    Exercise

    The Redbone Coonhound is a great hunting dog that thrives on the hunt and the chase and is best when allowed to do this. They do enjoy being indoors just sitting around with their family, but shouldn't be allowed to do this too much as they are very prone to become lazy and overweight. Because they are so energetic, they need a lot of exercise so they don't get bored. A bored dog is usually a destructive dog. They also need exercise to avoid becoming obese which is a problem for many Redbone Coonhounds. If the dog becomes overweight, he will not be as productive at hunting.

    They have the natural hunting instinct in them so if they are left alone too often, they will roam and try to go hunting on their own. Being the great problem solvers that they are, if there is a way for them to get out, they will find it. They love going for walks and runs and it's important that they get to go daily if they are confined indoors. They need to be on the leash at all times to avoid a great chase if they encounter another animal.
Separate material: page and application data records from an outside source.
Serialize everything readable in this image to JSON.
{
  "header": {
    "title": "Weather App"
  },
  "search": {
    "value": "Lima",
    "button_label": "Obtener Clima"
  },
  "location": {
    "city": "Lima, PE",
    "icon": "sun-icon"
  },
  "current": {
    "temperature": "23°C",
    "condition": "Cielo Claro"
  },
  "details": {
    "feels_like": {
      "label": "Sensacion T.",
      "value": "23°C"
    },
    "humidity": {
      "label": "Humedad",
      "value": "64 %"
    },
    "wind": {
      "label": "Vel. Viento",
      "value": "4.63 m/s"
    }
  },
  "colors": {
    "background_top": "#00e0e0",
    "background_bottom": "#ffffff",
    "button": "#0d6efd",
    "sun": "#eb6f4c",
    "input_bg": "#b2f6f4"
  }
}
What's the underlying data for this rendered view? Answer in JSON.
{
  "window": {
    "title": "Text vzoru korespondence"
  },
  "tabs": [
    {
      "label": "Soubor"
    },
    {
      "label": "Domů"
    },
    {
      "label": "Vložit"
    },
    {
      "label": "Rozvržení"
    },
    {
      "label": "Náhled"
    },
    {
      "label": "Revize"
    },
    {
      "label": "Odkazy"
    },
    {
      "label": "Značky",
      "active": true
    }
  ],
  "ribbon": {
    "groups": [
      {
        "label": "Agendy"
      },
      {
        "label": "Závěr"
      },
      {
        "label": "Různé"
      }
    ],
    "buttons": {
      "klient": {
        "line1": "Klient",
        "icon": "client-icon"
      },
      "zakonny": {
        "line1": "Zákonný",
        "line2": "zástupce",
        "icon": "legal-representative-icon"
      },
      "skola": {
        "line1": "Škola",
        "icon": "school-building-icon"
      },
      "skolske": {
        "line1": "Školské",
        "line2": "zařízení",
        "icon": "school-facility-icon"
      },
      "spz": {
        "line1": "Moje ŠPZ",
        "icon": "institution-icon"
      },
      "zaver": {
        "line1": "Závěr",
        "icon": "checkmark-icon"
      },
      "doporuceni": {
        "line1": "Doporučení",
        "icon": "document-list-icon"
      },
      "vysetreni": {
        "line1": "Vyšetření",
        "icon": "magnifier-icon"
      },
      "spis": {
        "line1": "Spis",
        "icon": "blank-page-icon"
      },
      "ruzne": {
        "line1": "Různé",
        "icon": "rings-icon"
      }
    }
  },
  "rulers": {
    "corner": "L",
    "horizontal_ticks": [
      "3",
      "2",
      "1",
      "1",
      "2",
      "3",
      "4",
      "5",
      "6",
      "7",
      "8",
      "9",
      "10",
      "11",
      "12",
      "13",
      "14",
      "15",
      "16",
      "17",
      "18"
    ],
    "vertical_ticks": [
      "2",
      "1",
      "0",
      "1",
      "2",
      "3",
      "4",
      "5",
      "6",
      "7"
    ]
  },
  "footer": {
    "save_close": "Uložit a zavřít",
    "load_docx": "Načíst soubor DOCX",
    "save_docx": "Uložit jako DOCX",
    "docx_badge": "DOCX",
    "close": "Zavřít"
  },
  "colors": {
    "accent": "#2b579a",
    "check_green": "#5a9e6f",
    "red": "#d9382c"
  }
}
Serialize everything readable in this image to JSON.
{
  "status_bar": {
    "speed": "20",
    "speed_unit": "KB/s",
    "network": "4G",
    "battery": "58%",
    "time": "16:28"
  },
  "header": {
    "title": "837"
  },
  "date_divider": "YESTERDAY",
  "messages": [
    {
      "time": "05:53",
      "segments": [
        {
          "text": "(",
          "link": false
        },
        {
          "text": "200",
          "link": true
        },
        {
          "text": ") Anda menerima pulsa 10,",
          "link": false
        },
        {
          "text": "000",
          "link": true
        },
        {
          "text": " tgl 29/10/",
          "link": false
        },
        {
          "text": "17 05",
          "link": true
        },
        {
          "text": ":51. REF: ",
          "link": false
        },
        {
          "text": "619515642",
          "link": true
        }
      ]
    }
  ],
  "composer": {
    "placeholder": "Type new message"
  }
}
    Training

    You may feel that since he's a hunting dog, training for the Redbone Coonhound mostly involves tracking and hunting training. This is true to some extent as that is what he will be doing a great deal of the time. However, there is other training he will need from the time he is a young puppy. If he will be spending any time at all in the house, you will want him to be housebroken. They do mature slower than other dogs, but you will still be able to house break him.

    Basic obedience is very important to every dog. They need to learn the basic commands of "sit" "down" "stay" and "come". Once you start the training, you need to be consistent with them so as not to confuse them. If you don't have the time to train them, find a trainer that can do this for you and your dog. They are not as easy to train at a young age as most dogs because the mature slower both mentally and physically. So, expect that "puppy behavior" must longer than normal. As he is older, though, he will pick up on things much quicker. Once he is older, you will find that they are very quick to learn things.

    You will also want to start training him for hunting at a fairly young age. This training will go much smoother if he's already mastered the basic obedience. Although, much of the hunting skills are already bred in him, the techniques will have to be taught. Often hunters go with their dogs in crews, "run them", and train them together. The Redbone Coonhound has a great drive for chasing, treeing and killing many animals so is the perfect choice to train to hunt bear or mountain lion. Because of this drive, he may not be the type of dog you want if you do not want the animals killed. Not only will you be doing something that your dog loves and was bred for, but you will be giving him some excellent exercise.